Her support allowed cultural objects to be studied and preserved.
Although she never set foot in Mesa Verde, she helped protect sites throughout this region.
See the Hemenway House?  Don’t feel bad – you need binoculars or a zoom lens.


Our next stop was Spruce Tree House and Museum.
The path down to the dwellings was closed due to a rockslide.
Another view of Spruce Tree House.
In the museum, there were several exhibits of life in the cliffside dwellings.
Another depiction of daily life.
This display explains how corn was an important part of their lives.  When this area was first excavated in the early 1900s, archeologists found thousands of small corn cobs, dried squash stems and seeds, and caches of dried corn kernels and dried beans.  They were successful farmers!
Corn was originally bred by Native Americans through centuries of genetic selection.
It was transported to Spain in the 15th Century, and quickly accepted into European diet.
(Side note:  When I was in Germany from 2000-2003, a German friend (Hans, who spoke no English) once referred
to corn as “Schwein Essen” — Pig Food!  Apparently not all Germans have accepted corn into their diet.)


Just one of several towers found around the area.
It is still not known for certain what their purpose was.
Cedar Tree Tower.
Cedar Tree Tower.
Wildflowers growing near the Cedar Tree Tower.


As we drove around the park, there were several areas where there was

evidence of large fires similar to what we saw in Alaska when we lived there.  

Although burned tree trunks remain, new life is sprouting up from the forest floor.

This roadside sign explains much about the fires.
This scene of an earlier fire is slowly coming back to life.
My idea of a retirement home.  Beth did not agree.  Oh well.

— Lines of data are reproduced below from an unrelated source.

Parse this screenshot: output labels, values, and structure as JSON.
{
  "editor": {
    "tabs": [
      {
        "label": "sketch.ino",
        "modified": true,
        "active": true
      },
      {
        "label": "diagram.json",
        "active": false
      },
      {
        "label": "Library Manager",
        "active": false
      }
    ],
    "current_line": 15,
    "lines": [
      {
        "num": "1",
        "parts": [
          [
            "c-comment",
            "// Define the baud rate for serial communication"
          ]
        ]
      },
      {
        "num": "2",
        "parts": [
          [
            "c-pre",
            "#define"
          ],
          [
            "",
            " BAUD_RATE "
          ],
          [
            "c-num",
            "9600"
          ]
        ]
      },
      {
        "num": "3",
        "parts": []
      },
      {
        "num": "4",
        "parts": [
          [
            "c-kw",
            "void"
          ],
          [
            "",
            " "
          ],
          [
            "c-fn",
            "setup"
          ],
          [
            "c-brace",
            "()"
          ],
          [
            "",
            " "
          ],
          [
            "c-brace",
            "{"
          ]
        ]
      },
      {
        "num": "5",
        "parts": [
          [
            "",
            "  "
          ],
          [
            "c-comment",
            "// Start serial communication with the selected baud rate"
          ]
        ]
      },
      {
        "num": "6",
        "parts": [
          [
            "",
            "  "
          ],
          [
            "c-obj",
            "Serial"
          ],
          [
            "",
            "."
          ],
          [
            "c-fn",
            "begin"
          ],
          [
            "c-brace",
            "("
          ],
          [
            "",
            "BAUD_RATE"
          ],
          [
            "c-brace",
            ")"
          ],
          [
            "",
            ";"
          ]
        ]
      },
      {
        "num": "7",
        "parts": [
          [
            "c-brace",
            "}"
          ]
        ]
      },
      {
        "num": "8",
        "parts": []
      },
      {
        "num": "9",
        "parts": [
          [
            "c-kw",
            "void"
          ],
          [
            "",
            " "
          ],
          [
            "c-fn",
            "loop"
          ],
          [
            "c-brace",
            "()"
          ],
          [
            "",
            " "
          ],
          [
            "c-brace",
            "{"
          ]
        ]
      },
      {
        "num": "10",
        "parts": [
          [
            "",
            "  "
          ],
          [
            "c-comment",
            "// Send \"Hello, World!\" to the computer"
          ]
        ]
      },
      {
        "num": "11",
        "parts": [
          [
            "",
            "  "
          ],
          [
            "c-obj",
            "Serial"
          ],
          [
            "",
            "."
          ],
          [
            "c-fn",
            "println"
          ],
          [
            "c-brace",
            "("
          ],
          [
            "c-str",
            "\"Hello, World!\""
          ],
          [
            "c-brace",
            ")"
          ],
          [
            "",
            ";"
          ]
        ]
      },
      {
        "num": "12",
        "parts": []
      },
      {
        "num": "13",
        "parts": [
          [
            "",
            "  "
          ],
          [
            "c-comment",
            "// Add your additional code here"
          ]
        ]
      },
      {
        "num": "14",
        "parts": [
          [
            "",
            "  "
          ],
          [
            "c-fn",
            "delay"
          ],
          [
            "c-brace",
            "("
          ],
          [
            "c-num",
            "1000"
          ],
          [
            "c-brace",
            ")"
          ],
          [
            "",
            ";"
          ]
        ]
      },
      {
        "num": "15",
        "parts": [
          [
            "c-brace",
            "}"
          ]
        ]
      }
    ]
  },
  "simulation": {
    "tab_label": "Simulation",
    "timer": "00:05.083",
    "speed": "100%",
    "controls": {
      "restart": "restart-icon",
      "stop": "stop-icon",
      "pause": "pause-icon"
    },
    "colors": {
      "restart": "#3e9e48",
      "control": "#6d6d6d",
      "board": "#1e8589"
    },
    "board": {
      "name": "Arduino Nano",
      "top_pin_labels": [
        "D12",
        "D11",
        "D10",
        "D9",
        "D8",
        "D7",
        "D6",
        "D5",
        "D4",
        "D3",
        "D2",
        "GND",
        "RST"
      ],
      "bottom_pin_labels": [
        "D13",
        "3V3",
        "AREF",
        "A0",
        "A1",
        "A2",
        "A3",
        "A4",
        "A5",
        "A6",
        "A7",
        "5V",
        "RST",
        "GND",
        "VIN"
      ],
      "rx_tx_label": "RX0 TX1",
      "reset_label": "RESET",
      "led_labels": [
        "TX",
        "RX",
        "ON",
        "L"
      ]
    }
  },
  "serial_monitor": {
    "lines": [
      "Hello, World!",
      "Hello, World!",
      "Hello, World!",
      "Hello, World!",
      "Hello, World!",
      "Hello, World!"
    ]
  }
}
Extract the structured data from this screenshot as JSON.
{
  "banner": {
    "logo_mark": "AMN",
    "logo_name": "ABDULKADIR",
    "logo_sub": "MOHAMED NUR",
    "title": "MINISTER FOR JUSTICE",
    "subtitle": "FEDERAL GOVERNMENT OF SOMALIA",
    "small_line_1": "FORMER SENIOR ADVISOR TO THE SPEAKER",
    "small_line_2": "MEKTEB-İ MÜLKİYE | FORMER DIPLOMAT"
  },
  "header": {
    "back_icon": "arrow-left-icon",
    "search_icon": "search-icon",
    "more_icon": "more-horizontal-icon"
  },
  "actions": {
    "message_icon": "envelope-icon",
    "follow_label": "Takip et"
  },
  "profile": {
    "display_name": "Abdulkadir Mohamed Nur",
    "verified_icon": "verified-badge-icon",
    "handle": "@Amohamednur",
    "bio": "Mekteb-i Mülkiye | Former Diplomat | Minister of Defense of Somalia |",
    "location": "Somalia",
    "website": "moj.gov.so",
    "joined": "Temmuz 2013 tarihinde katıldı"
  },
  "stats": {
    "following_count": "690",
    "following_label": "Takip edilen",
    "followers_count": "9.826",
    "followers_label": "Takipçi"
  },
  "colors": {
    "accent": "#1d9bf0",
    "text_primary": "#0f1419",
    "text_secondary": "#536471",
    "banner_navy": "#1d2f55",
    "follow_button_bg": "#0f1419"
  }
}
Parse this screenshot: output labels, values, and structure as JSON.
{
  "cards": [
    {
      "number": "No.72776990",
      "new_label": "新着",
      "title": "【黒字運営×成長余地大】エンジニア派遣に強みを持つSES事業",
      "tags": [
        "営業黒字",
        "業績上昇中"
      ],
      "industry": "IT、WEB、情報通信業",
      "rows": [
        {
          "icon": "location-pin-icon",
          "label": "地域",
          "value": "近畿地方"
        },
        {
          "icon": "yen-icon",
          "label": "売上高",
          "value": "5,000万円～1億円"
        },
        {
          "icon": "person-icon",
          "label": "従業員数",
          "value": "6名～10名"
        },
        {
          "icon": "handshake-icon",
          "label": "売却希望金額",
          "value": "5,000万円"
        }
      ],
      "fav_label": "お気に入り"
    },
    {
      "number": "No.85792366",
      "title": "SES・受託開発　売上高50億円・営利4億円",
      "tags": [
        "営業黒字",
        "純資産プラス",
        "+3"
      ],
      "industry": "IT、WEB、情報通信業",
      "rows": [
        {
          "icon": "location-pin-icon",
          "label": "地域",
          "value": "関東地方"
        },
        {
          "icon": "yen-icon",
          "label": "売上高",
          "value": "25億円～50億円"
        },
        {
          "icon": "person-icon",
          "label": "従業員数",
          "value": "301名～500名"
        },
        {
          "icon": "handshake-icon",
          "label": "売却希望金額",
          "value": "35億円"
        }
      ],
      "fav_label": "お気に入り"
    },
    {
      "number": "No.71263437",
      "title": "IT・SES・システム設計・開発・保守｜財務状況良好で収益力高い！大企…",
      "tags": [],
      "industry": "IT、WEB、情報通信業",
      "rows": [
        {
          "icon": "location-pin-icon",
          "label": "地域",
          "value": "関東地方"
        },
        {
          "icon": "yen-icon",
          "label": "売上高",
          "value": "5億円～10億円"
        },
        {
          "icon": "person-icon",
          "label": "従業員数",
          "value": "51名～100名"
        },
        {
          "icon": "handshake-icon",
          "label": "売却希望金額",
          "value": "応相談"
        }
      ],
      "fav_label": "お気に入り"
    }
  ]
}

Nearing the center of the park – Far View Area.

This roadside sign tells about the early people living here.

Before the Puebloans moved over to cliff dwellings, they lived and farmed the Mesa Verde plateau.
This area was one of the most densely populated areas around.
Far View House – a “Community Center”
Information on the Far View House.
Walking down to the adjacent Pipe Shrine House.
This sign explains the Pipe Shrine House.
The Pipe Shrine House today.
Some of the rocks were intricately decorated.
Portals to the past. 

After lunch, we drove down the west side of the park on Wetherill Mesa.

View from Wetherill Mesa to the west, toward Cortez.
At the end of the road were two informative signs.  Sign #1
Sign #2


Since we had reached the end of the road, it was time to head back to the entrance. 

But first, we want to stop at the Park Point Overlook, the highest point in the park.

We drove by earlier, but wanted to save it for when we were leaving.

Elevation 8,572 feet – our high point for the trip!  (for now)
View west from the Park Point Overlook.  On a clear day, you can see well over 100 miles.
This is the view of Mesa Verde National Park looking south.
The cliff dwellings are about 10-12 miles straight ahead. 
This relatively flat area is still over 8,000 feet elevation. 
This highest point in the park is also the best place for the fire lookout building.
Sign in the fire lookout building.
Peek inside the fire lookout building.  Nobody here at the moment. 
Sign describing the view to the southeast.
View toward the southeast as shown in previous photo.


It’s been a great day exploring Mesa Verde National Park, but we’re tired and ready to call it a day.

Descending from Mesa Verde (Elevation 8,500 feet) to the entrance (Elevation 6,000 feet)
It’s a long way down.
View north down toward the entrance.
Still descending.

Getting closer to the entrance.
That’s all for today.

Learn more about Mesa Verde National Park:  

On the way back to the hotel, we stopped at this Mexican restaurant for supper.
We beat the supper crowd by an hour.
Dinner is served. 

We returned to the hotel and relaxed watching TV until bedtime.

Tomorrow, we return to Utah (for the 4th or 5th time this week!) to go to Arches NP.

Hope you will join us!

Mileage Today:  101 Miles

Trip Total:   4,132 Miles